While not as common as the chest pass or bounce pass, an overhead pass is a necessary alternative that can and should be used in specific situations.
Overhead passes are sometimes used to “slingshot” the ball further than a typical chest or bounce pass, and are also regularly used when guarded closely by a defender.
The text below will help you figure out the right situations in which to throw an overhead pass, and we’ll also go over the correct technique.
How to Throw an Accurate Overhead Pass
Step #1 – Is it the correct time to use one?
Especially for younger players, it can be difficult to determine which type of pass should be thrown in which situation.
Here are 3 examples of times throughout a game where an overhead pass is a good idea:
a. To throw over a tight defender
If a defender is close enough that you’re unable to throw a chest pass or bounce pass, your only option may be to pass the ball directly over the defender’s head.
b. When you need a powerful, long throw
Another common situation where players should use an overhead pass is when they need to make a long pass down the court.
This may be after a rebound or turnover when your team is looking to fast break, or it could be after the other team scores and you’re making an inbounds pass.
Either way, the overhead pass can serve to get the ball up the court much quicker than by dribbling or throwing a shorter pass to a closer teammate.
c. To make a “skip pass” across the court
Overhead passes can also be used when you are passing the ball from one side of the court to the other within a half-court possession.

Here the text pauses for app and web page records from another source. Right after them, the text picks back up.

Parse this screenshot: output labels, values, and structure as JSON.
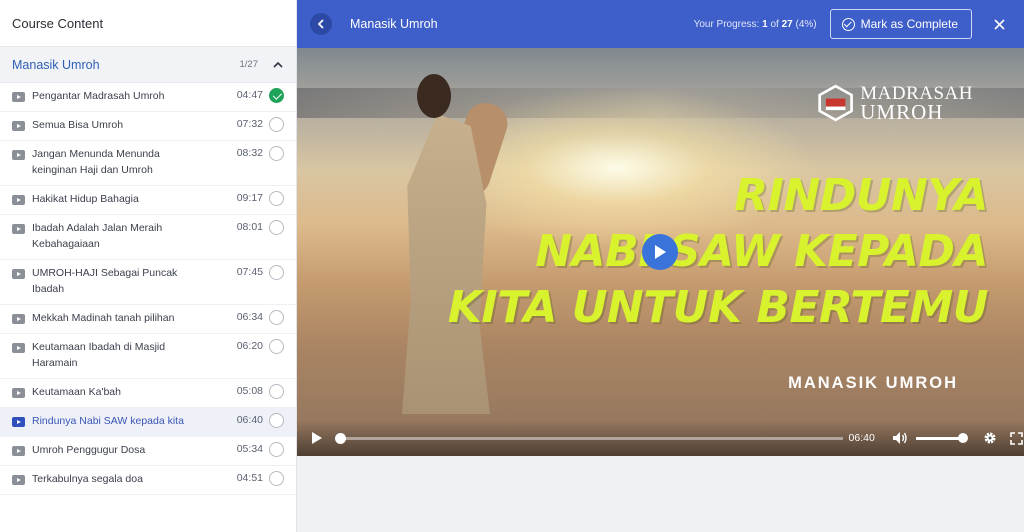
{
  "sidebar": {
    "title": "Course Content",
    "topic": {
      "title": "Manasik Umroh",
      "count": "1/27"
    },
    "lessons": [
      {
        "title": "Pengantar Madrasah Umroh",
        "duration": "04:47",
        "completed": true,
        "active": false
      },
      {
        "title": "Semua Bisa Umroh",
        "duration": "07:32",
        "completed": false,
        "active": false
      },
      {
        "title": "Jangan Menunda Menunda keinginan Haji dan Umroh",
        "duration": "08:32",
        "completed": false,
        "active": false
      },
      {
        "title": "Hakikat Hidup Bahagia",
        "duration": "09:17",
        "completed": false,
        "active": false
      },
      {
        "title": "Ibadah Adalah Jalan Meraih Kebahagaiaan",
        "duration": "08:01",
        "completed": false,
        "active": false
      },
      {
        "title": "UMROH-HAJI Sebagai Puncak Ibadah",
        "duration": "07:45",
        "completed": false,
        "active": false
      },
      {
        "title": "Mekkah Madinah tanah pilihan",
        "duration": "06:34",
        "completed": false,
        "active": false
      },
      {
        "title": "Keutamaan Ibadah di Masjid Haramain",
        "duration": "06:20",
        "completed": false,
        "active": false
      },
      {
        "title": "Keutamaan Ka'bah",
        "duration": "05:08",
        "completed": false,
        "active": false
      },
      {
        "title": "Rindunya Nabi SAW kepada kita",
        "duration": "06:40",
        "completed": false,
        "active": true
      },
      {
        "title": "Umroh Penggugur Dosa",
        "duration": "05:34",
        "completed": false,
        "active": false
      },
      {
        "title": "Terkabulnya segala doa",
        "duration": "04:51",
        "completed": false,
        "active": false
      }
    ]
  },
  "header": {
    "course_title": "Manasik Umroh",
    "progress_label": "Your Progress:",
    "progress_current": "1",
    "progress_of": "of",
    "progress_total": "27",
    "progress_percent": "(4%)",
    "complete_button": "Mark as Complete",
    "accent_color": "#3e5ec9"
  },
  "video": {
    "logo_line1": "MADRASAH",
    "logo_line2": "UMROH",
    "headline_line1": "RINDUNYA",
    "headline_line2": "NABI SAW KEPADA",
    "headline_line3": "KITA UNTUK BERTEMU",
    "subtitle": "MANASIK UMROH",
    "time": "06:40",
    "playback_progress": 0,
    "volume_level": 1.0,
    "headline_color": "#d8f22d"
  }
}
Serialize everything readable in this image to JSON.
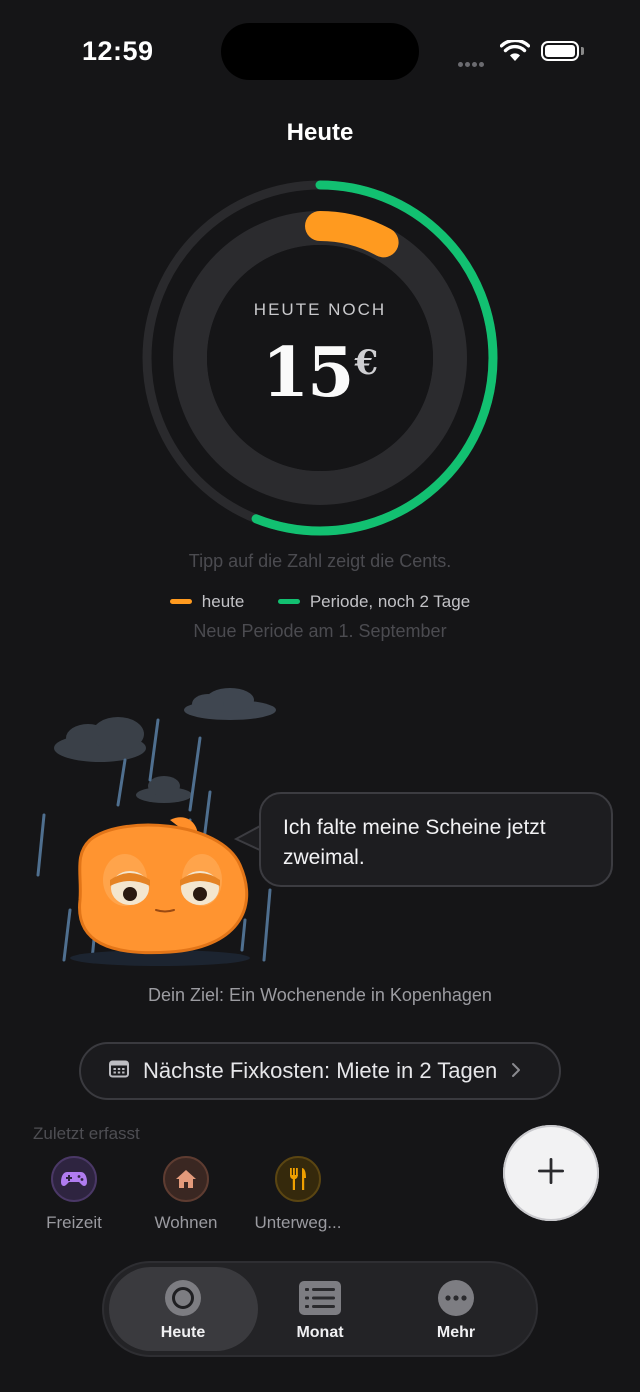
{
  "status_bar": {
    "time": "12:59"
  },
  "header": {
    "title": "Heute"
  },
  "budget": {
    "caption": "HEUTE NOCH",
    "amount": "15",
    "currency": "€",
    "period_progress": 0.56,
    "today_progress": 0.08,
    "colors": {
      "today": "#FF9A1F",
      "period": "#12C071"
    }
  },
  "tip": "Tipp auf die Zahl zeigt die Cents.",
  "legend": {
    "today_label": "heute",
    "period_label": "Periode, noch 2 Tage"
  },
  "next_period": "Neue Periode am 1. September",
  "mascot": {
    "speech": "Ich falte meine Scheine jetzt zweimal."
  },
  "goal": "Dein Ziel: Ein Wochenende in Kopenhagen",
  "fixkosten": {
    "icon": "calendar-icon",
    "label": "Nächste Fixkosten: Miete in 2 Tagen"
  },
  "recent": {
    "title": "Zuletzt erfasst",
    "items": [
      {
        "label": "Freizeit",
        "icon": "gamepad-icon",
        "color": "#B07CF0"
      },
      {
        "label": "Wohnen",
        "icon": "house-icon",
        "color": "#E39A7B"
      },
      {
        "label": "Unterweg...",
        "icon": "fork-knife-icon",
        "color": "#F0A000"
      }
    ]
  },
  "tabs": [
    {
      "label": "Heute",
      "icon": "circle-icon",
      "active": true
    },
    {
      "label": "Monat",
      "icon": "list-icon",
      "active": false
    },
    {
      "label": "Mehr",
      "icon": "more-icon",
      "active": false
    }
  ]
}
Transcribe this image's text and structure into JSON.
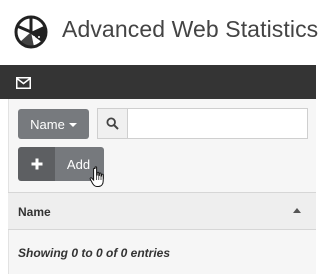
{
  "app": {
    "title": "Advanced Web Statistics"
  },
  "nav": {
    "icons": [
      "mail-icon"
    ]
  },
  "toolbar": {
    "filter_label": "Name",
    "search_value": "",
    "add_label": "Add"
  },
  "table": {
    "columns": [
      "Name"
    ],
    "info": "Showing 0 to 0 of 0 entries"
  },
  "colors": {
    "nav_bg": "#343434",
    "button_gray": "#777a7e",
    "button_dark": "#5d5f62",
    "panel_bg": "#f6f6f6",
    "header_bg": "#eeeeee"
  }
}
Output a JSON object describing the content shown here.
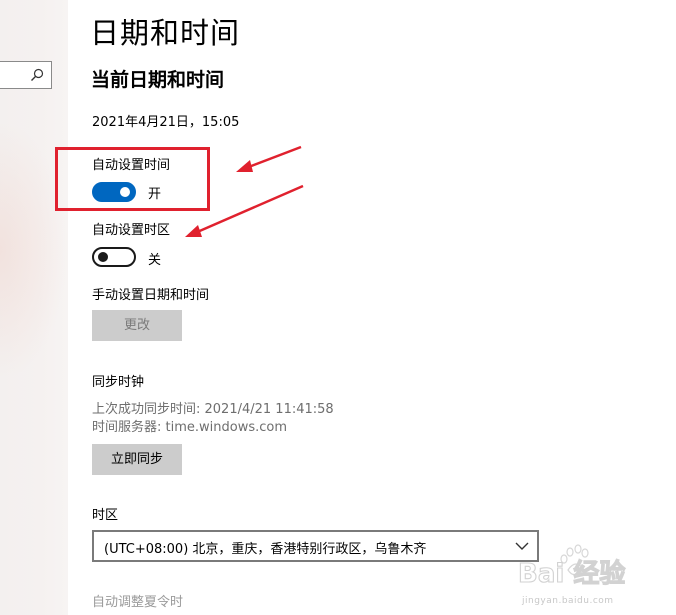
{
  "search": {
    "icon": "search-icon"
  },
  "page": {
    "title": "日期和时间",
    "section_title": "当前日期和时间",
    "current_datetime": "2021年4月21日，15:05"
  },
  "auto_time": {
    "label": "自动设置时间",
    "state": "开",
    "on": true
  },
  "auto_timezone": {
    "label": "自动设置时区",
    "state": "关",
    "on": false
  },
  "manual": {
    "label": "手动设置日期和时间",
    "button": "更改"
  },
  "sync": {
    "title": "同步时钟",
    "last_sync": "上次成功同步时间: 2021/4/21 11:41:58",
    "server": "时间服务器: time.windows.com",
    "button": "立即同步"
  },
  "timezone": {
    "label": "时区",
    "selected": "(UTC+08:00) 北京，重庆，香港特别行政区，乌鲁木齐"
  },
  "dst": {
    "label": "自动调整夏令时"
  },
  "watermark": {
    "text": "Bai 经验",
    "url": "jingyan.baidu.com"
  },
  "colors": {
    "toggle_on": "#0067c0",
    "annotation_red": "#e0212e",
    "button_gray": "#cccccc"
  }
}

This typically means the ball needs to travel over multiple defenders, where a chest pass may be intercepted and a bounce pass isn’t an option.
The overhead pass is preferred because it has more arc and more power so it’s not as easily deflected or stolen by the defense.
Step #2 – Use the correct technique
Here’s what you need to remember when throwing an overhead pass:
(1) The ball will start at your chest or above your head.
(2) Take a step toward the teammate who is the intended recipient of the overhead pass — preferably with your dominant foot, but it depends on which is your pivot foot.
(3) After planting the foot that takes the first step, push off the back foot to create enough power to throw a long pass across the court
(4) Step forward with the back foot, release the ball forward, and follow through.
Step #3 – Throw to where your teammate will be, not where they are right now
In many of the situations detailed above, it’s likely that your target is moving.
If you’re being closely guarded and have picked up your dribble, your teammate could be running towards you or to a different spot on the court in order to get open.
Or, if you’re making a long pass down court, your teammate may be sprinting away from you in order to beat the defenders who are quickly transitioning back.
Whatever the situation, it’s important to pass the ball to where you want your teammate to catch it, not to where they are standing at the moment you are releasing the pass.
This is something that can be difficult to grasp for younger players, but will only improve by practicing and using overhead passes in full-speed situations.